The Maccabees guitarist Felix White chats to Greg Talbot about developments in the studio, the joys of travel and his own sartorial regrets.

The Maccabees have started the year on a high after their much awaited third album, Given to the Wild, has been well received and reviewed. The group, who are from the south London area, formed back in 2003 and have become one of the most successful acts to survive the dark days of landfill indie. In conversation with Otwo, guitarist and vocalist Felix White recalls how much the band has grown and developed from their initial beginnings, when they had nothing more than a “pipe dream of sorts,” to the current day, where the band is in the middle of their European tour, which began last month. Despite possessing great talent, Felix speaks with an air of humility and modesty when remembering the band’s younger years. “We always did work, and we are honest and very openly a bit naïve to things, but that’s what bands starting out are, and I wouldn’t change any of that to be honest, because that’s how we got this point.”

Released in early January, Given to the Wild is different in numerous ways from the band’s previous albums, Colour it in and Wall of Arms. “We knew from the very start before we worked with anyone that we wanted it to be a different record.” The process that the members engaged in was new territory, but this did not stop the Maccabees from producing an evidently outstanding album. “It’s totally different in the way it was constructed, because everything else that the Maccabees had done to that point was started in the rehearsal room and working it out together and playing it live, and very often what you heard was how we worked it out in that room, plus brass or whatever that was done in production at the last moment.

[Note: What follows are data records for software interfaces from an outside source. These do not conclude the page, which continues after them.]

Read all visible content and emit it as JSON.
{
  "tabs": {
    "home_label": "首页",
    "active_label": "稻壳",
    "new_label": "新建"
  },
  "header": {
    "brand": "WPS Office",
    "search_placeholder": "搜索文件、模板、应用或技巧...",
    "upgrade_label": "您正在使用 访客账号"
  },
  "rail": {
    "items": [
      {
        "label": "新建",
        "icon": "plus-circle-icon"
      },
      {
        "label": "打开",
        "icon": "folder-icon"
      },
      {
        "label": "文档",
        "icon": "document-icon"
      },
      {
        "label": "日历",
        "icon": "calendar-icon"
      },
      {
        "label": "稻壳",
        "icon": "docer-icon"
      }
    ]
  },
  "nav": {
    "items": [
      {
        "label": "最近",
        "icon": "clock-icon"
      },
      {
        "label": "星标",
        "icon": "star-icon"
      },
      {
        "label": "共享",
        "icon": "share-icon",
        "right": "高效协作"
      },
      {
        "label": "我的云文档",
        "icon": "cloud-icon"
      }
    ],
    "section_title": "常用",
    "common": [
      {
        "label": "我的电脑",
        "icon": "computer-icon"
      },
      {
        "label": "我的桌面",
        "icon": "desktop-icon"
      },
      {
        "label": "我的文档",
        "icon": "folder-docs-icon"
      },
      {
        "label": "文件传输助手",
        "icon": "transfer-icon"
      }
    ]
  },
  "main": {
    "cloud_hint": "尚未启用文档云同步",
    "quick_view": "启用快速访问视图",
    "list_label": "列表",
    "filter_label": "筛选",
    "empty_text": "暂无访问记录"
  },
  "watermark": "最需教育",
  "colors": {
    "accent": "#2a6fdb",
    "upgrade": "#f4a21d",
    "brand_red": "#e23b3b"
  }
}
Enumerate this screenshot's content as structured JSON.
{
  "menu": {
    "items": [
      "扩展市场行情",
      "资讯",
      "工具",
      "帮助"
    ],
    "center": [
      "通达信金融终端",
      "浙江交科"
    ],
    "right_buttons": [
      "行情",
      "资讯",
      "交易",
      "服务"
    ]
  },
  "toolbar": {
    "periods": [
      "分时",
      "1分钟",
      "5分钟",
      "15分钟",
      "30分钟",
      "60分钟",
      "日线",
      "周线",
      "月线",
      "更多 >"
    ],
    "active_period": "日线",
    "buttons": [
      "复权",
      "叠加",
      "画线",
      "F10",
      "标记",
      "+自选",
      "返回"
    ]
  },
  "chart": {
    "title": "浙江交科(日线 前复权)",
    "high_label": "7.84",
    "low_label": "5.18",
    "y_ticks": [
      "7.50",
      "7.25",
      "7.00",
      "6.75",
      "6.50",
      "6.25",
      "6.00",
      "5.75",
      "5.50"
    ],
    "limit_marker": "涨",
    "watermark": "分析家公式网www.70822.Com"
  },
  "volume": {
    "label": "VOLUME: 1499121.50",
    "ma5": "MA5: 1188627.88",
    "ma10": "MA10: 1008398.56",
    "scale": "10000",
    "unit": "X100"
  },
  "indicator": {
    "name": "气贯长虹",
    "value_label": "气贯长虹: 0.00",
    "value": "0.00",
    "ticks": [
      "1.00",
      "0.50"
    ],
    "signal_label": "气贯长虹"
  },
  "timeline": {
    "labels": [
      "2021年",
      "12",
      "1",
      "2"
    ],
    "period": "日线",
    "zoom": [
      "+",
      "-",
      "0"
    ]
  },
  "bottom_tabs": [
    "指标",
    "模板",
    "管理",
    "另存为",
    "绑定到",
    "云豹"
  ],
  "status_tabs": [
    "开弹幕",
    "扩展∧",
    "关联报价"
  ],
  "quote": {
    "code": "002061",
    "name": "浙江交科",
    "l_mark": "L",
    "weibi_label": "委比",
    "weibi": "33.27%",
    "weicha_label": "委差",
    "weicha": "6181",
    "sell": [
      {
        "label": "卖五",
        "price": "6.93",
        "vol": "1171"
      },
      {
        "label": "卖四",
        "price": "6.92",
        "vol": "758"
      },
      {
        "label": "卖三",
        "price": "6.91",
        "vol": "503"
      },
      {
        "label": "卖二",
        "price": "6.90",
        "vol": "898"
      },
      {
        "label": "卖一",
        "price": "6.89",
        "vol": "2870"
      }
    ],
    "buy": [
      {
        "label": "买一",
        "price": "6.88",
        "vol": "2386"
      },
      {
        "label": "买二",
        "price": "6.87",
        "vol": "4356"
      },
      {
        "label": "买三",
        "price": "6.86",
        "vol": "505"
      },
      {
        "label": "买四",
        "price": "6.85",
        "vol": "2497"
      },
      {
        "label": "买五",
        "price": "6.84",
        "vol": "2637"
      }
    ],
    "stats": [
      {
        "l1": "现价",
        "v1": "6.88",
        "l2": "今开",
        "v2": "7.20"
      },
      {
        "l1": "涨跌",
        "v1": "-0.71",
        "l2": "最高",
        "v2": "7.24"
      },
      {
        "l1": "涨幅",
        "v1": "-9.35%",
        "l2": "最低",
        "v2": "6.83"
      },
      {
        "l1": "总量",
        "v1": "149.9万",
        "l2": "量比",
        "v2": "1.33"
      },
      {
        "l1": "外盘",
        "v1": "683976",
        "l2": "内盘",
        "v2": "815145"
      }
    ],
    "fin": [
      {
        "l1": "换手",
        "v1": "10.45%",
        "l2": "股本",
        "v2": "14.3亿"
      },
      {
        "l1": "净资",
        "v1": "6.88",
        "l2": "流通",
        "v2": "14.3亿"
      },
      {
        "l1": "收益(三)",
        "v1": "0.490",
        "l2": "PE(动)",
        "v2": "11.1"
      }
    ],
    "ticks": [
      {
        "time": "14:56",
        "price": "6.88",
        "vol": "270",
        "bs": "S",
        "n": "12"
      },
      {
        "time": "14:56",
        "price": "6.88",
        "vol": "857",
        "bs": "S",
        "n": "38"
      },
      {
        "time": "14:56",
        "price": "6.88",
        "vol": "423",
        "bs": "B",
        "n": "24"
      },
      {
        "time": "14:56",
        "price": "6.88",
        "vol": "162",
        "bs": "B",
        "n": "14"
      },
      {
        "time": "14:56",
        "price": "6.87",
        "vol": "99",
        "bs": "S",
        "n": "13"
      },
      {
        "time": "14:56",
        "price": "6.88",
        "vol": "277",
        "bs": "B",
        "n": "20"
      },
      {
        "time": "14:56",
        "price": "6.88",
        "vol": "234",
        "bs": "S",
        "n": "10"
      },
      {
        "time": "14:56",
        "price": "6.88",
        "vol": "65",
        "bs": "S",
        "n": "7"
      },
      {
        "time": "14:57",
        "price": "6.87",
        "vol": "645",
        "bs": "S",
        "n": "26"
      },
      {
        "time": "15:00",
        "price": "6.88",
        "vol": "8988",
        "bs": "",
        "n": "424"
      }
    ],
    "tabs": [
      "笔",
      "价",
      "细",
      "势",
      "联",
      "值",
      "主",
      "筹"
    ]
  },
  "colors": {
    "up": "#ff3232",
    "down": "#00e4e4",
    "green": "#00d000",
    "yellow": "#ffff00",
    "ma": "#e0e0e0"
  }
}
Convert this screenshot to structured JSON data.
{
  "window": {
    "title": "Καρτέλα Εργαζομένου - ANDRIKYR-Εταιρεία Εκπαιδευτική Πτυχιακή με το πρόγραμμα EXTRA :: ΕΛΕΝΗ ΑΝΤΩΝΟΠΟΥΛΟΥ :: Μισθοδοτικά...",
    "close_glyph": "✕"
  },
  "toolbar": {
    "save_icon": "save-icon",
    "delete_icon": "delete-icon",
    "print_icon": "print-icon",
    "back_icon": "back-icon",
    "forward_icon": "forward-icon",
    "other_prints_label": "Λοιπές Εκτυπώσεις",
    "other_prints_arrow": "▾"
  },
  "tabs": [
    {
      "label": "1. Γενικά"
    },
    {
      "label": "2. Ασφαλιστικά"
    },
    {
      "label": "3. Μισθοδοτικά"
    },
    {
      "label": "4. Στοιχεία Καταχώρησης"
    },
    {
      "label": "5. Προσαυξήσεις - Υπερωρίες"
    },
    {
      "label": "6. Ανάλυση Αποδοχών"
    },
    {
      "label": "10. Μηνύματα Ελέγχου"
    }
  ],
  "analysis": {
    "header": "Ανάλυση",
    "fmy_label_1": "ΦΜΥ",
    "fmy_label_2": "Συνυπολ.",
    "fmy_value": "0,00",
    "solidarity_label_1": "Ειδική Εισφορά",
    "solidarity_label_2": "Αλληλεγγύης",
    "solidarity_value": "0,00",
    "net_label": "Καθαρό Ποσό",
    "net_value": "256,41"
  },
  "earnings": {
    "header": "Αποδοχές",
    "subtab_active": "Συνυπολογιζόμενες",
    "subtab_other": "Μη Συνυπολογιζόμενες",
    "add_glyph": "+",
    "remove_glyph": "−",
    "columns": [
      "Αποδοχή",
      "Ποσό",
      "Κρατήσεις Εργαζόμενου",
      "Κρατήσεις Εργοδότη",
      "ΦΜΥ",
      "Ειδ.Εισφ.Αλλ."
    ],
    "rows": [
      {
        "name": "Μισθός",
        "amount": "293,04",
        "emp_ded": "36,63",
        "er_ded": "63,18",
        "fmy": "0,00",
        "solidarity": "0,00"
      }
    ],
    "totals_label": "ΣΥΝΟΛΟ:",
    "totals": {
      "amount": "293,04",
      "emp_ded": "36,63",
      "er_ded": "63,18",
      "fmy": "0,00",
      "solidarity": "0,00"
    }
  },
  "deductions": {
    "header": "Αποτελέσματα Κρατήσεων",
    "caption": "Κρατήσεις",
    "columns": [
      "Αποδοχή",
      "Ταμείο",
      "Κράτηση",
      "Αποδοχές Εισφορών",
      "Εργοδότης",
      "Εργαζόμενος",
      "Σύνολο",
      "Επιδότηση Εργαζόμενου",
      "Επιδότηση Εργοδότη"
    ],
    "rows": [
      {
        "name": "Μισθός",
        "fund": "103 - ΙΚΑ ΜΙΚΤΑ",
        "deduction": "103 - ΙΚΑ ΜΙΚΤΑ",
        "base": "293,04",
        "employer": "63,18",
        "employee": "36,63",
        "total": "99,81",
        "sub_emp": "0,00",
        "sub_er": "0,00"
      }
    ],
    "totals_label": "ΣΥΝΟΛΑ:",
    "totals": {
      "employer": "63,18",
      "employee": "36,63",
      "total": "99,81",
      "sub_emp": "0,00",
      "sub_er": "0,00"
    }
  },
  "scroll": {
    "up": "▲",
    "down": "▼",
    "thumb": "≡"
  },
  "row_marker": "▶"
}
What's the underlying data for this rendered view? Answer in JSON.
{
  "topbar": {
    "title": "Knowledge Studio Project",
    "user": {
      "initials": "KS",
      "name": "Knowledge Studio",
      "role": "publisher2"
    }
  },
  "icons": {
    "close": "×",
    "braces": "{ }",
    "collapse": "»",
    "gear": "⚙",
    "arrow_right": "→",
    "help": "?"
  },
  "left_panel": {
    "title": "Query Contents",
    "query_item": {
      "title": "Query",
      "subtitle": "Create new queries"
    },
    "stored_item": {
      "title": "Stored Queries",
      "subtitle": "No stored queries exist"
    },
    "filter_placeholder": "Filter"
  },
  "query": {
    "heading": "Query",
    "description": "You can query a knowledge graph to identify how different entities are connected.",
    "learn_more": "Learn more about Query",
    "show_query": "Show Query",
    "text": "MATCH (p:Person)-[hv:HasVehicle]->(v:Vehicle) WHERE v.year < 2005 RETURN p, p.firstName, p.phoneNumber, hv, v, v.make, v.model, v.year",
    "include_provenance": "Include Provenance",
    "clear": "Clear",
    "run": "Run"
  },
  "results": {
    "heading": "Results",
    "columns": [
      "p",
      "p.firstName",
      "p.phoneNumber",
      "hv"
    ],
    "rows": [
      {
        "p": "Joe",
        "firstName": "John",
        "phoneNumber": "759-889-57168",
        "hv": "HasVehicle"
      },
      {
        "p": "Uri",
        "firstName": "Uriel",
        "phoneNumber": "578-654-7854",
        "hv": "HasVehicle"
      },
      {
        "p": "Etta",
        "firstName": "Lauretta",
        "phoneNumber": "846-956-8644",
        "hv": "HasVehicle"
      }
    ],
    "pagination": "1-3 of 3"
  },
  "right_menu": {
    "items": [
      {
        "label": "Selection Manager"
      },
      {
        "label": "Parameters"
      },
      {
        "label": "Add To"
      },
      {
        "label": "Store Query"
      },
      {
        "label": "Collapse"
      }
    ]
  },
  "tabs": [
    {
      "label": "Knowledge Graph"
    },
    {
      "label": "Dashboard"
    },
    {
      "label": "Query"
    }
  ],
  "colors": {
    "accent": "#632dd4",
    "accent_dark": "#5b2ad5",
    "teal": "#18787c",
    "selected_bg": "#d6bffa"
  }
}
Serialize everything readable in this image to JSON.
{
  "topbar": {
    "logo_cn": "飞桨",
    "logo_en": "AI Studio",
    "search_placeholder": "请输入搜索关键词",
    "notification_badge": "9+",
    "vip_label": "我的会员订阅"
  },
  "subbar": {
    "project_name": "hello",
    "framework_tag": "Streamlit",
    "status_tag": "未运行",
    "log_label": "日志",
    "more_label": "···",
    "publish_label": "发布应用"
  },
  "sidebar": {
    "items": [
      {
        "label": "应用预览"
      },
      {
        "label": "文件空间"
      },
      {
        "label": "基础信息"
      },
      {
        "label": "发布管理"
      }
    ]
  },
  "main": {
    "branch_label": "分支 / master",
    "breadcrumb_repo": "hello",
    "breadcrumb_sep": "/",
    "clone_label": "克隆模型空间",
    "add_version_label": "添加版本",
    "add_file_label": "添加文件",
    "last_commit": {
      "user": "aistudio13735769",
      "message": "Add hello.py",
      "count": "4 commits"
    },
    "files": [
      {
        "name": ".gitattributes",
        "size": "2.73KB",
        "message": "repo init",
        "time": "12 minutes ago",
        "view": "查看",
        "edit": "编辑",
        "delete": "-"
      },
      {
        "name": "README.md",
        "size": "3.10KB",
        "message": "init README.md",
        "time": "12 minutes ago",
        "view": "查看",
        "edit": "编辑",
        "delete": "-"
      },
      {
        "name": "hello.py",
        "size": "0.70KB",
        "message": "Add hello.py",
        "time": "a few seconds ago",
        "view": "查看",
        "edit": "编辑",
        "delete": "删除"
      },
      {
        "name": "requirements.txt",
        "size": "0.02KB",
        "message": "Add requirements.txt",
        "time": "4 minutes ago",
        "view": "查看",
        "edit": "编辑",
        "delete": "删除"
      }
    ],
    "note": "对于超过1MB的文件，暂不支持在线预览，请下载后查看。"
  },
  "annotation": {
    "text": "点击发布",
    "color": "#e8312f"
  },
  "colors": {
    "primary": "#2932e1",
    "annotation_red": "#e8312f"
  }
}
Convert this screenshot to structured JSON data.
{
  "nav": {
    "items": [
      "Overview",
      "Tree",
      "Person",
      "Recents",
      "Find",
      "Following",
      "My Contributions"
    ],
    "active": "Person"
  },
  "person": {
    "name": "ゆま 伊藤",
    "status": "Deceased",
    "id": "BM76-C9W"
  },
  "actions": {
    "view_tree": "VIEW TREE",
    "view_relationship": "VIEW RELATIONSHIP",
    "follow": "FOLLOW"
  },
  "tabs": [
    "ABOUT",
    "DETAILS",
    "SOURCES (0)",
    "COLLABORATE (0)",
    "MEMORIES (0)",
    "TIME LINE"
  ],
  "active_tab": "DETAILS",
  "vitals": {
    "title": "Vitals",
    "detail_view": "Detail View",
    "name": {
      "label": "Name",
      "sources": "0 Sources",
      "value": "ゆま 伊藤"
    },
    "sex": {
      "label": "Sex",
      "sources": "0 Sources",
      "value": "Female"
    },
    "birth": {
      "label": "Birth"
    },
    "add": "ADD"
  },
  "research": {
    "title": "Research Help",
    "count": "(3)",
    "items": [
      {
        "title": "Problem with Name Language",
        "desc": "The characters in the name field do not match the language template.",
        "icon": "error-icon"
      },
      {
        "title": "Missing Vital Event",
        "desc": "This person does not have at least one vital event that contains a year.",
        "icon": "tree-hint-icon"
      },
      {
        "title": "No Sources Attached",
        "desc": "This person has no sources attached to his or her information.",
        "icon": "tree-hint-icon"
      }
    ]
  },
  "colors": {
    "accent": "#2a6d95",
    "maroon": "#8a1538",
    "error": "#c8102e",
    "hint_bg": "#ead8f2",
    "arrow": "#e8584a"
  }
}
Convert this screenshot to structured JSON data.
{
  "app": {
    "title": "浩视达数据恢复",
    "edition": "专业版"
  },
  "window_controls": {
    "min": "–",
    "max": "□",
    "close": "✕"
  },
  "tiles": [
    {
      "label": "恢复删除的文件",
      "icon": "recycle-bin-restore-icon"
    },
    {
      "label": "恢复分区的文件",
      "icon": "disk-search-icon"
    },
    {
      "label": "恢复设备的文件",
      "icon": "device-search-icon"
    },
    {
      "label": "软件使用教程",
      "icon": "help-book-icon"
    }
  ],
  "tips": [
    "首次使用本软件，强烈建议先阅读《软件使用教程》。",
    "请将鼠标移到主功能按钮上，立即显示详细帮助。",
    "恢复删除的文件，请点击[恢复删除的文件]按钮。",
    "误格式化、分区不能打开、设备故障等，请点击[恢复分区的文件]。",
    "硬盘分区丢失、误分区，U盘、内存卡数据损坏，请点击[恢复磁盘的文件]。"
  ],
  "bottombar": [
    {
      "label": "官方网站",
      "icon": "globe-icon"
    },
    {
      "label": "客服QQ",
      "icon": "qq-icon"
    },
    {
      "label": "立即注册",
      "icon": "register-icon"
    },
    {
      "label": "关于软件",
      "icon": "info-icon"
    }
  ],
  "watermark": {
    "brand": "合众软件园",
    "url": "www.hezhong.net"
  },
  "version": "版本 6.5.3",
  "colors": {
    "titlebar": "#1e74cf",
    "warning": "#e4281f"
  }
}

This one is kind of worked out the total opposite way. We started things just with little loops and stuff on computers and sending back and forth to each other. It was done away from rehearsal room, so that is a totally different way for the Maccabees to make music.”

The album offers songs which are heavier emotionally in comparison to their previous endeavours. However, this new feel to their music did not occur by mistake. “We just realised that, maybe, some songs had been quite restrained, which is great, but we wanted to do something which had a bit more momentum.” White states on a few occasions how they strived to make a “different” record, and how they wanted it to “hold much more of an atmosphere to it than anything [they] worked on before, for it not to sound like a band that has two guitars, drums and a bass.” He elaborates that they “wanted it to have more mystique than that and for it just to have different eccentricities and things going on within in it.”

Given to the Wild had a team of three producers, but did this mean that The Maccabees suffered from creative constraints? “I think we were allowed to make the record sound how we wanted it to. Like, literally for the first time, we had that much hands-on, and that much ownership of it.” Aside from these factors, the group’s core methodology remained the same. “It’s more about when you write something, it kind of happens accidentally and the trick is to more realise when something is good and capture it and go with it.”

As talk turns to the band’s European tour, White explains what he will enjoy the most over the coming months. “I look forward to waking up in a different European city every morning and enjoying my job being in a band, that’s pretty cool.” Again, in the same vein as the record, the tour is going to offer something new to previous appearances. “Well, we’ve got three records to play from now,” White explains, so they’re different shows to what Maccabees shows would’ve been before.” In retrospective contemplation, the guitarist and vocalist highlights where he believes the band made their biggest mistakes in the past. “I think more than anything the first few Maccabee gigs had a few too many fashion faux-pas to be honest,” happy to single out his wish that he could advise his younger self to not wear a certain “green and yellow and black Jamaican peaked hat.”

The band plan on touring for most of the year, appearing at as many festivals as they can along the way, as well as returning to Ireland in early March. Notwithstanding all the hard work that they are committing themselves to, White maintains that the Maccabees have a lot to give in the future. “I’d just like to keep making a lot more music, and I think we’ve done well to this point and the best thing about it’s that there is still much more in us.”

The Maccabees play The Academy on March 3rd, tickets are priced at €25. Given to the Wild is out now.